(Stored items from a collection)

####

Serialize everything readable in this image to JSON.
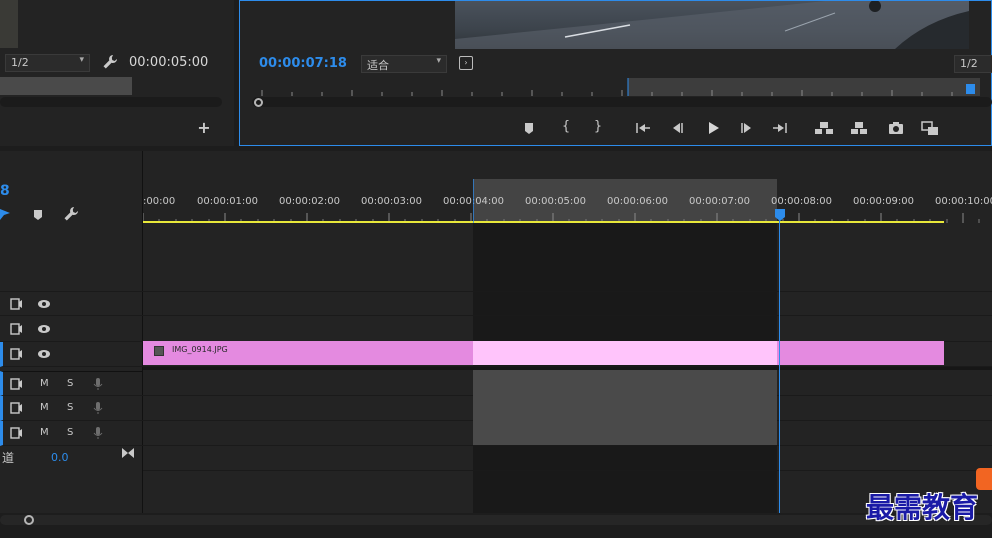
{
  "source_monitor": {
    "resolution": "1/2",
    "timecode": "00:00:05:00"
  },
  "program_monitor": {
    "timecode": "00:00:07:18",
    "fit_label": "适合",
    "resolution": "1/2"
  },
  "timeline": {
    "current_tc_fragment": "8",
    "ruler_labels": [
      ":00:00",
      "00:00:01:00",
      "00:00:02:00",
      "00:00:03:00",
      "00:00:04:00",
      "00:00:05:00",
      "00:00:06:00",
      "00:00:07:00",
      "00:00:08:00",
      "00:00:09:00",
      "00:00:10:00"
    ],
    "clip_name": "IMG_0914.JPG",
    "audio_tracks": [
      {
        "mute": "M",
        "solo": "S"
      },
      {
        "mute": "M",
        "solo": "S"
      },
      {
        "mute": "M",
        "solo": "S"
      }
    ],
    "master_label": "道",
    "master_value": "0.0"
  },
  "watermark": "最需教育",
  "colors": {
    "accent_blue": "#2d8ceb",
    "clip_pink": "#e48ae0",
    "clip_pink_light": "#ffc4fb",
    "workarea_yellow": "#e8e83a"
  }
}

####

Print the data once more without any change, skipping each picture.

Serialize everything readable in this image to JSON.
{
  "source_monitor": {
    "resolution": "1/2",
    "timecode": "00:00:05:00"
  },
  "program_monitor": {
    "timecode": "00:00:07:18",
    "fit_label": "适合",
    "resolution": "1/2"
  },
  "timeline": {
    "current_tc_fragment": "8",
    "ruler_labels": [
      ":00:00",
      "00:00:01:00",
      "00:00:02:00",
      "00:00:03:00",
      "00:00:04:00",
      "00:00:05:00",
      "00:00:06:00",
      "00:00:07:00",
      "00:00:08:00",
      "00:00:09:00",
      "00:00:10:00"
    ],
    "clip_name": "IMG_0914.JPG",
    "audio_tracks": [
      {
        "mute": "M",
        "solo": "S"
      },
      {
        "mute": "M",
        "solo": "S"
      },
      {
        "mute": "M",
        "solo": "S"
      }
    ],
    "master_label": "道",
    "master_value": "0.0"
  },
  "watermark": "最需教育",
  "colors": {
    "accent_blue": "#2d8ceb",
    "clip_pink": "#e48ae0",
    "clip_pink_light": "#ffc4fb",
    "workarea_yellow": "#e8e83a"
  }
}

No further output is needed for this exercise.